Exercise has been found to be a very effective treatment for chronic pain and can involve all three: biological, psychological, and social elements. Research has shown that exercise helps with releasing biochemicals to facilitate a natural healing response in the body.6 Our nervous system also responds positively to exercise.7 Additionally, exercise can help with improving mood and sleep. And if you exercise with a fun group of supportive people, then you have the social element covered too!
Dr. Alyssa George, PT, DPT, OCS

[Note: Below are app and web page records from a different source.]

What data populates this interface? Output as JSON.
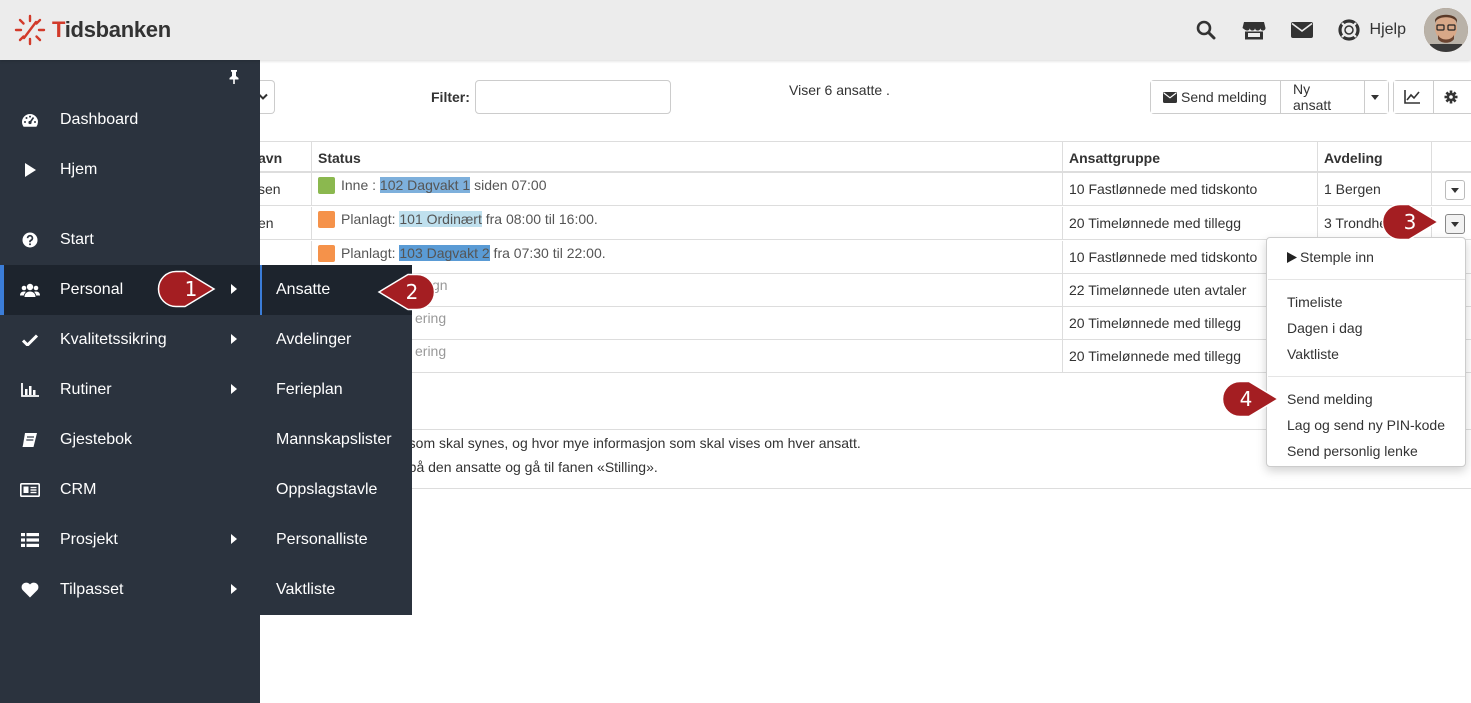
{
  "header": {
    "logo_prefix": "T",
    "logo_rest": "idsbanken",
    "help_label": "Hjelp",
    "icons": [
      "search-icon",
      "store-icon",
      "envelope-icon",
      "lifebuoy-icon"
    ]
  },
  "toolbar": {
    "filter_label": "Filter:",
    "filter_value": "",
    "count_text": "Viser 6 ansatte .",
    "send_message_label": "Send melding",
    "new_employee_label": "Ny ansatt"
  },
  "table": {
    "headers": [
      "avn",
      "Status",
      "Ansattgruppe",
      "Avdeling"
    ],
    "rows": [
      {
        "name": "sen",
        "status_prefix": "Inne : ",
        "shift": "102 Dagvakt 1",
        "status_suffix": " siden 07:00",
        "status_color": "#8bb84f",
        "group": "10 Fastlønnede med tidskonto",
        "dept": "1 Bergen"
      },
      {
        "name": "en",
        "status_prefix": "Planlagt: ",
        "shift": "101 Ordinært",
        "status_suffix": " fra 08:00 til 16:00.",
        "status_color": "#f5924a",
        "group": "20 Timelønnede med tillegg",
        "dept": "3 Trondhei"
      },
      {
        "name": "",
        "status_prefix": "Planlagt: ",
        "shift": "103 Dagvakt 2",
        "status_suffix": " fra 07:30 til 22:00.",
        "status_color": "#f5924a",
        "group": "10 Fastlønnede med tidskonto",
        "dept": ""
      },
      {
        "name": "",
        "status_partial": "gn",
        "group": "22 Timelønnede uten avtaler",
        "dept": ""
      },
      {
        "name": "",
        "status_partial": "ering",
        "group": "20 Timelønnede med tillegg",
        "dept": ""
      },
      {
        "name": "",
        "status_partial": "ering",
        "group": "20 Timelønnede med tillegg",
        "dept": ""
      }
    ]
  },
  "info": {
    "line1": "e som skal synes, og hvor mye informasjon som skal vises om hver ansatt.",
    "line2": "n på den ansatte og gå til fanen «Stilling»."
  },
  "sidebar": {
    "items": [
      {
        "label": "Dashboard",
        "icon": "dashboard-icon"
      },
      {
        "label": "Hjem",
        "icon": "play-icon"
      },
      {
        "label": "Start",
        "icon": "question-icon"
      },
      {
        "label": "Personal",
        "icon": "users-icon"
      },
      {
        "label": "Kvalitetssikring",
        "icon": "check-icon"
      },
      {
        "label": "Rutiner",
        "icon": "bar-chart-icon"
      },
      {
        "label": "Gjestebok",
        "icon": "book-icon"
      },
      {
        "label": "CRM",
        "icon": "id-card-icon"
      },
      {
        "label": "Prosjekt",
        "icon": "list-icon"
      },
      {
        "label": "Tilpasset",
        "icon": "heart-icon"
      }
    ]
  },
  "submenu": {
    "items": [
      "Ansatte",
      "Avdelinger",
      "Ferieplan",
      "Mannskapslister",
      "Oppslagstavle",
      "Personalliste",
      "Vaktliste"
    ]
  },
  "row_menu": {
    "punch_in": "Stemple inn",
    "timesheet": "Timeliste",
    "today": "Dagen i dag",
    "shift_list": "Vaktliste",
    "send_message": "Send melding",
    "pin_code": "Lag og send ny PIN-kode",
    "personal_link": "Send personlig lenke"
  },
  "callouts": [
    "1",
    "2",
    "3",
    "4"
  ],
  "colors": {
    "sidebar_bg": "#2b333e",
    "sidebar_active_bg": "#1d242d",
    "accent_blue": "#3b7dd8",
    "callout_red": "#a41e22",
    "status_green": "#8bb84f",
    "status_orange": "#f5924a"
  }
}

Alyssa wants to get you back to doing what you love, whether that be sports/recreational activities, your career, or caring for your family. Specializing in treating pelvic and orthopedic conditions, Alyssa develops individualized treatment plans because she understands that no two bodies are alike. She has been involved in research projects to help advance the field of physical therapy. Most recently she has written a case series detailing the benefits of dry needling for chronic pelvic pain and presented on the function of breathing muscles in pelvic pain at the American Physical Therapy Association’s Combined Sections Meeting. She has over nine years of experience as a physical therapist and has started and led pelvic health programs at clinics in Texas, Ohio, and now Minnesota, her home state.
Alyssa earned a Bachelor of Arts degree in biology from Gustavus Adolphus College, a Master of Physical Therapy degree from the University of Wisconsin-Madison, and continued her education at the University of Montana, earning her Doctorate in Physical Therapy. She is a board-certified clinical specialist in orthopedics and earned her certification in pelvic physical therapy from the American Physical Therapy Association Section on Women’s Health. She has been a lecturer and faculty mentor of both orthopedic residency and manual therapy fellowship programs at The Ohio State University and is a credentialed clinical instructor for physical therapy students. Alyssa has been certified in dry needling and utilizes other various manual therapy techniques in her management of abdominopelvic disorders (including incontinence, constipation, lumbopelvic pain, and pregnancy-related musculoskeletal disorders) and orthopedic conditions of the neck, back, shoulder, hip, knee, and foot/ankle.
- Goueli, Ramy; Thomas, Dominique; Suresh, Aparna. Characterization of Bladder and Pelvic Floor Dysfunction in Women With Chronic Pelvic Pain. J of Women’s Health Phys Ther. 2017; 41(3):132-136.
- Ahangari A. Prevalence of chronic pelvic pain among women: an updated review. Pain Physician. 2014 Mar-Apr;17(2):E141-7.
- Mathias SD, Kuppermann M, Liberman RF, Lipschutz RC, Steege JF. Chronic pelvic pain: prevalence, health-related quality of life, and economic correlates. Obstet Gynecol. 1996;87(3):321–327.
- Neville CE, Fitzgerald CM, Mallinson T, Badillo S, Hynes C, Tu F. A preliminary report of musculoskeletal dysfunction in female chronic pelvic pain: a blinded study of examination findings. J Bodyw Mov Ther. 2012;16(1):50–56.
- Peters KM, Carrico DJ, Kalinowski SE, Ibrahim IA, Diokno AC. Prevalence of pelvic floor dysfunction in patients with interstitial cystitis. Urology. 2007;70(1):16–18
- Alex Tardioli, Peter Malliaras, Nicola Maffulli; Immediate and short-term effects of exercise on tendon structure: biochemical, biomechanical and imaging responses, British Medical Bulletin, Volume 103, Issue 1, 1 September 2012, Pages 169–202
- Dishman RK, Berthoud HR, Booth FW, Cotman CW, Edgerton VR, Fleshner MR, et al. Neurobiology of exercise. Obesity (Silver Spring) 2006;14(3):345–56. doi: 10.1038/oby.2006.46.